* [Task statement]:
Copy each line of the listing where the word "data" can be found.

*** Opening of Records for the exercise ***

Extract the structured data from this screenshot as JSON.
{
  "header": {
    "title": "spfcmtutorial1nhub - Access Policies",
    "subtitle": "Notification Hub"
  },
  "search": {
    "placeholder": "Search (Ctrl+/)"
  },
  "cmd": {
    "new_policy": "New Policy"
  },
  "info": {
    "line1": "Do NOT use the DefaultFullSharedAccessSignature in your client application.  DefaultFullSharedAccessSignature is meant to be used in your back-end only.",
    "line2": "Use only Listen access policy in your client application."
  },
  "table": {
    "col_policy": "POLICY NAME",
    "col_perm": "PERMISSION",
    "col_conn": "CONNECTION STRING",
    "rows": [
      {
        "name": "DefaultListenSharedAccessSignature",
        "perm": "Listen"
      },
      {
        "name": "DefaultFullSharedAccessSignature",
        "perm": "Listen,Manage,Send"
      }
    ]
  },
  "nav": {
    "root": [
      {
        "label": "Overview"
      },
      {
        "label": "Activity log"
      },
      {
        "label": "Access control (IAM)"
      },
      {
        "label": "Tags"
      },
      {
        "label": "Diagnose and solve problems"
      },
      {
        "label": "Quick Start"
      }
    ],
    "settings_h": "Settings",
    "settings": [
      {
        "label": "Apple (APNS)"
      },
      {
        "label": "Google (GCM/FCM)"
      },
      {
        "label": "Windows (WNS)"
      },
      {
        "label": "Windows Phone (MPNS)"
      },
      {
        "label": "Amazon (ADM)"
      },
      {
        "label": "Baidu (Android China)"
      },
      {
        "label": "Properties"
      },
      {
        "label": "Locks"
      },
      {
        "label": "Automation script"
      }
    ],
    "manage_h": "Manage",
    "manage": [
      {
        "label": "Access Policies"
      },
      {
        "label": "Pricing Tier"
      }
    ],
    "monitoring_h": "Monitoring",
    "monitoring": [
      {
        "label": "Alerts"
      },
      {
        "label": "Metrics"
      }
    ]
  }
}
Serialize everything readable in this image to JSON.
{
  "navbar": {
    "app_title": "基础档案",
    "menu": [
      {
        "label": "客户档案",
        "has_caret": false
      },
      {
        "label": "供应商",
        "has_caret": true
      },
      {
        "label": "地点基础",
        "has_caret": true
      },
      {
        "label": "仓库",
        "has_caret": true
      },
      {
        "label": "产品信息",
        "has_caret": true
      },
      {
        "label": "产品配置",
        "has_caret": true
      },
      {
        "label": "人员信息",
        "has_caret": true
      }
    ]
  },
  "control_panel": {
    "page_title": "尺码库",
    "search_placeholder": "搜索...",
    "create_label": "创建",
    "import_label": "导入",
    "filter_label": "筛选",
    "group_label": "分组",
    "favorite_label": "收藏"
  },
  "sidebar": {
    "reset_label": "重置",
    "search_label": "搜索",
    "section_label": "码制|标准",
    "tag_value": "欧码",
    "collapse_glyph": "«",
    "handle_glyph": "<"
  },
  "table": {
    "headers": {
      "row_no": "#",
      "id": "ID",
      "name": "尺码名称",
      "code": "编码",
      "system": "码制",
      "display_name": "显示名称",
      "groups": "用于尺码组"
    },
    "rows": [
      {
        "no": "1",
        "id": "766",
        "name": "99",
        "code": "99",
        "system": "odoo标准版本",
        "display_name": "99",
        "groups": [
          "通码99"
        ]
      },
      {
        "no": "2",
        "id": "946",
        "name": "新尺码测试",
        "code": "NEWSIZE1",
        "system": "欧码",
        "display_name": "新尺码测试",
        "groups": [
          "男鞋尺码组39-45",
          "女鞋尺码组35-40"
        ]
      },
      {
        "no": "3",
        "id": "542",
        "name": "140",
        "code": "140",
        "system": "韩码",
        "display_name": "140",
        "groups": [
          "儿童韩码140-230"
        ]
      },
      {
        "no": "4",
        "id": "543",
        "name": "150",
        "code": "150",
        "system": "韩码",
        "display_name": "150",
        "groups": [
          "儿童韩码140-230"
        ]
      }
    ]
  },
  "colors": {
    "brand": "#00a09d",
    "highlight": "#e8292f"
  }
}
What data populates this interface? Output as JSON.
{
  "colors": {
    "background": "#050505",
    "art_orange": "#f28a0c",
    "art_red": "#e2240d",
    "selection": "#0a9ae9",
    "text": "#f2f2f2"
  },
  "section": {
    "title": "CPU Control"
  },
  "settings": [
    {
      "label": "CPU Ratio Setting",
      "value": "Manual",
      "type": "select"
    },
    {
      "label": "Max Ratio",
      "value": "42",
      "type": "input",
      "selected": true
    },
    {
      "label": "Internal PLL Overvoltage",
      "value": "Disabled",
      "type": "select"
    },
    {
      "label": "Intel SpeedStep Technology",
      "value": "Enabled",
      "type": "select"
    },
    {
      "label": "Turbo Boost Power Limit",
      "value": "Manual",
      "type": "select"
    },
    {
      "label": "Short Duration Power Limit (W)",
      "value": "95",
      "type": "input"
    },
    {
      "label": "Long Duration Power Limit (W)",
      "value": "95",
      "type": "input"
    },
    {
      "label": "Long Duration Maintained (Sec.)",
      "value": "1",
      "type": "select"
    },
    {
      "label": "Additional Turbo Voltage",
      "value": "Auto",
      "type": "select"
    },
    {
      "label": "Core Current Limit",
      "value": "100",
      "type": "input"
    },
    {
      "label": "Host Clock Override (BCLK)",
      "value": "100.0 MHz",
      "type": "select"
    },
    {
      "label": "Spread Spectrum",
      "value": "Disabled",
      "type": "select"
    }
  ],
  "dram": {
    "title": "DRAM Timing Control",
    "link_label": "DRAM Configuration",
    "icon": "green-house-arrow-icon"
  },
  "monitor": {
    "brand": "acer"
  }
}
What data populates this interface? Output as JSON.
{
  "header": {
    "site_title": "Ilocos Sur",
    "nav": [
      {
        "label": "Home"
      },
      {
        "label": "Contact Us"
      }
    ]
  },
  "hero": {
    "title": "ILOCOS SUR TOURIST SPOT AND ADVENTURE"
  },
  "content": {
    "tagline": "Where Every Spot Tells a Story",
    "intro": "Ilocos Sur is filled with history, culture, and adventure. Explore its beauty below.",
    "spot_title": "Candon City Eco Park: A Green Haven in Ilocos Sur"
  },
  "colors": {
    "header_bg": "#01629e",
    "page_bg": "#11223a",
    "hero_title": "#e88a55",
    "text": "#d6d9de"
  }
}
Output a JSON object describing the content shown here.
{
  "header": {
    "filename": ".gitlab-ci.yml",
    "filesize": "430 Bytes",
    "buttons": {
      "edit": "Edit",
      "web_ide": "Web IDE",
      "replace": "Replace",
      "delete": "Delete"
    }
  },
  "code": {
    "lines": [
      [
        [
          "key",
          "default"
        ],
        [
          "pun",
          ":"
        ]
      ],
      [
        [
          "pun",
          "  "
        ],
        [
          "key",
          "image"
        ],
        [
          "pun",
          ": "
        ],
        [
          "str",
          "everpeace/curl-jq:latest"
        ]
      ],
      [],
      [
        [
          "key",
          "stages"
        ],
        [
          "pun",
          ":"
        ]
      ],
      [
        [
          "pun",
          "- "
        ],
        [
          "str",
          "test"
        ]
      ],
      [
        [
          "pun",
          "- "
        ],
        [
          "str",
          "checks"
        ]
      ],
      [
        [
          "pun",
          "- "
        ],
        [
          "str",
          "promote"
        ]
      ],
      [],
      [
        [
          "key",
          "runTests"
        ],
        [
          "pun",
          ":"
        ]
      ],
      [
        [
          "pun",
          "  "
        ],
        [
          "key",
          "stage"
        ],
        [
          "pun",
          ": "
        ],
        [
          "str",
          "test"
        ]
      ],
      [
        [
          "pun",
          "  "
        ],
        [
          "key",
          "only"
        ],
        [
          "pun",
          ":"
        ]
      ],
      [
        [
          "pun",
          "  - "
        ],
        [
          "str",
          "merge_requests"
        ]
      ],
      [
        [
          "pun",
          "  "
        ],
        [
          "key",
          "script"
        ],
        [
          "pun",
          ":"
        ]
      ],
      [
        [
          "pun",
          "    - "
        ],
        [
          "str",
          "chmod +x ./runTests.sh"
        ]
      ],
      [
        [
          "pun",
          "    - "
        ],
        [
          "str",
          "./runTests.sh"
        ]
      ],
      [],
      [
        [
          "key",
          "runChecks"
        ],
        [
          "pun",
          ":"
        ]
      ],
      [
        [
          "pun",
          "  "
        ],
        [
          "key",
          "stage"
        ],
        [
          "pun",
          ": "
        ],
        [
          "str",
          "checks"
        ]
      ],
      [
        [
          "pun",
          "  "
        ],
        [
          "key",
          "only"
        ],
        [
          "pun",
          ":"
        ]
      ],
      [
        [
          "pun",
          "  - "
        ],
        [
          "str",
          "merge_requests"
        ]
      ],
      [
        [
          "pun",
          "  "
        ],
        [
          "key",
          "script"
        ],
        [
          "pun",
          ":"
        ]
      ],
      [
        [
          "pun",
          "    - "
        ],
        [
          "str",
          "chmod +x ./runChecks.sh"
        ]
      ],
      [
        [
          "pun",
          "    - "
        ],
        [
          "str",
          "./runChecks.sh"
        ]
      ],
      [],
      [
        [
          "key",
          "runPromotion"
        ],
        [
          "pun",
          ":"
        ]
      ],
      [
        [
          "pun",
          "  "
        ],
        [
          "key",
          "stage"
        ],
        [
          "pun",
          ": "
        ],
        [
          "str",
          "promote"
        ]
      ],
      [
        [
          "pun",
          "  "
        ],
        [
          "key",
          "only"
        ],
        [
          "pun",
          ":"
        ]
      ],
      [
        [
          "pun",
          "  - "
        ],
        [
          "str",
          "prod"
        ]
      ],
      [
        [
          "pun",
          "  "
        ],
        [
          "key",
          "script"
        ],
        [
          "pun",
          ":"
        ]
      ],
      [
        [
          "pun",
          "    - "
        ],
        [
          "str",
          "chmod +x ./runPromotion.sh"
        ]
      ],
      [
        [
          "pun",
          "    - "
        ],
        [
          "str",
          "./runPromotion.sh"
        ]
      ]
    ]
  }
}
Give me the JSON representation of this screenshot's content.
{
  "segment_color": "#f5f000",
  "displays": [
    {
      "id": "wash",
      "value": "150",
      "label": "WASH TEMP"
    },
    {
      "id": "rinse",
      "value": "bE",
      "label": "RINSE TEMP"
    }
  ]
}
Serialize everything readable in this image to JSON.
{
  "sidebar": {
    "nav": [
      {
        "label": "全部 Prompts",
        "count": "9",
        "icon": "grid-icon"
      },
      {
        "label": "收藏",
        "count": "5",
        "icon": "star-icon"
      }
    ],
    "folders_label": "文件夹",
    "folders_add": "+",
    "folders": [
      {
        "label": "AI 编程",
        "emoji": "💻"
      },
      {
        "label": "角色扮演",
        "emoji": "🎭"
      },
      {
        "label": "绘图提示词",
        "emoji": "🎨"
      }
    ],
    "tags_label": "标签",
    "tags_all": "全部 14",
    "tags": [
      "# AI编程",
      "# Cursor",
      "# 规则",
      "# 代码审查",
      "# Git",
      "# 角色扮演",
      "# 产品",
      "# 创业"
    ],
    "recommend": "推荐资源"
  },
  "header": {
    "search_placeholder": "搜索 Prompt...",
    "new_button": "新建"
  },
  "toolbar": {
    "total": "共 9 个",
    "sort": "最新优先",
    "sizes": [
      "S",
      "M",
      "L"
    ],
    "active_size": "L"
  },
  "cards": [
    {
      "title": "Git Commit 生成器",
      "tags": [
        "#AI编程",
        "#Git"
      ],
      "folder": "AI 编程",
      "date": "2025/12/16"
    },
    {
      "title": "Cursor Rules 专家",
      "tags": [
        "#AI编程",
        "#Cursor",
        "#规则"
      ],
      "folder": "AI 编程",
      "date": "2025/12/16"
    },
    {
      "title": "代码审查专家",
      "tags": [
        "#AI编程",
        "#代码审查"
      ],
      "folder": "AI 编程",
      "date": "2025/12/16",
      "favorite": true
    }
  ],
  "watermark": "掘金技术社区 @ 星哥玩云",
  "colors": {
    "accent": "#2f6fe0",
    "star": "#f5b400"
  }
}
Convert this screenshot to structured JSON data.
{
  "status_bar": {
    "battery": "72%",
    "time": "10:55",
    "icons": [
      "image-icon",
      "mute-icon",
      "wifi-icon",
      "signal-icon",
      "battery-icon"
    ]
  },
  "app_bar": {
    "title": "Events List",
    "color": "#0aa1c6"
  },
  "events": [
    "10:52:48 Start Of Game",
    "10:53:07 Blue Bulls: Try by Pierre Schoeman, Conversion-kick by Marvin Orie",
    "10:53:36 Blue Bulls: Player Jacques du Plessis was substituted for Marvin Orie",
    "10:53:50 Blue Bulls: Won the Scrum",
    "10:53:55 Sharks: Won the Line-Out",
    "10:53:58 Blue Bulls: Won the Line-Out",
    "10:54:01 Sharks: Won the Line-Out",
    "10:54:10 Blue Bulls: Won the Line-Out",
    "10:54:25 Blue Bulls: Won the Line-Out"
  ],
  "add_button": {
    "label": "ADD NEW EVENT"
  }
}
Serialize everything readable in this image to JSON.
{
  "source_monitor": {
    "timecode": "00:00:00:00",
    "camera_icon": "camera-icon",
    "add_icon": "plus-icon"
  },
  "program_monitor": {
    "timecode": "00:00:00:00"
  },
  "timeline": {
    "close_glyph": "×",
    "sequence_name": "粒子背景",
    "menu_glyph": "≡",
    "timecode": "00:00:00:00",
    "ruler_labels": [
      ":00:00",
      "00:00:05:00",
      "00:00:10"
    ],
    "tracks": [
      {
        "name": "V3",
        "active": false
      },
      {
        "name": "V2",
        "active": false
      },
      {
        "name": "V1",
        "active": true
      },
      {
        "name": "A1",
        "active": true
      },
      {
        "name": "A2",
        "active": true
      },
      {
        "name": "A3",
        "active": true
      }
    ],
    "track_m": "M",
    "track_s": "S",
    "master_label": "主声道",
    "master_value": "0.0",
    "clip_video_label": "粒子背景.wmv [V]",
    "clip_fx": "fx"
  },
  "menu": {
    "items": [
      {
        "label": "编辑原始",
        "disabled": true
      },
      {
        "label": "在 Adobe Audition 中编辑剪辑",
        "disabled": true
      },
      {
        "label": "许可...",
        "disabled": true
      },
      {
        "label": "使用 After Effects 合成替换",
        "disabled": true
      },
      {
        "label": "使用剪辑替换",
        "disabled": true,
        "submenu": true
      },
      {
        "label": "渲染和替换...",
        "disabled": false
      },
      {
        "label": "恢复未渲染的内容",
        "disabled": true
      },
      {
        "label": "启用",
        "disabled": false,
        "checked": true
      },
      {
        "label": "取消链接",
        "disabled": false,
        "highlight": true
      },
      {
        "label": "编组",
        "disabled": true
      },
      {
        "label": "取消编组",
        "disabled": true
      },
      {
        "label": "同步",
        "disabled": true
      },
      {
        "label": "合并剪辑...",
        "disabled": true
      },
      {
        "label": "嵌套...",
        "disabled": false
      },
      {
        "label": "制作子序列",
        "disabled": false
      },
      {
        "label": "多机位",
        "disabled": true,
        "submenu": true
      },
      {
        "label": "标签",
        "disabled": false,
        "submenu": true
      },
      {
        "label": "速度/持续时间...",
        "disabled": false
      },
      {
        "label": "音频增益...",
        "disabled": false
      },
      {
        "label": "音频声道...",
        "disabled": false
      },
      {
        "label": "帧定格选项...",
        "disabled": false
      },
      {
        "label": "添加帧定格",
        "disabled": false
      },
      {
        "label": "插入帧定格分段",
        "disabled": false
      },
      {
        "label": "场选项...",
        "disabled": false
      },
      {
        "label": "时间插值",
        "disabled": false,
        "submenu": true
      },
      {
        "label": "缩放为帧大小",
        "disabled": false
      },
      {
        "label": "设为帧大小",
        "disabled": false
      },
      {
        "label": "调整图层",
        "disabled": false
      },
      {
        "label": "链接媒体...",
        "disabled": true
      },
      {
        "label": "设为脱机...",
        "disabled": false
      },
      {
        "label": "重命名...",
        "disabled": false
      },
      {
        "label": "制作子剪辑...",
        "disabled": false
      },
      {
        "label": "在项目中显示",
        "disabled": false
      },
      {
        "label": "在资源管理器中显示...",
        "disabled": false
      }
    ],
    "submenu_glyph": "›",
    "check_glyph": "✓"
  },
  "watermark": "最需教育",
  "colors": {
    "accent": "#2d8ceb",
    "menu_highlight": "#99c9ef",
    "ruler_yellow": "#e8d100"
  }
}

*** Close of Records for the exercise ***

* [Exercise answer]:
Extract the structured data from this screenshot as JSON.
What data populates this interface? Output as JSON.
What data populates this interface? Output as JSON.
Convert this screenshot to structured JSON data.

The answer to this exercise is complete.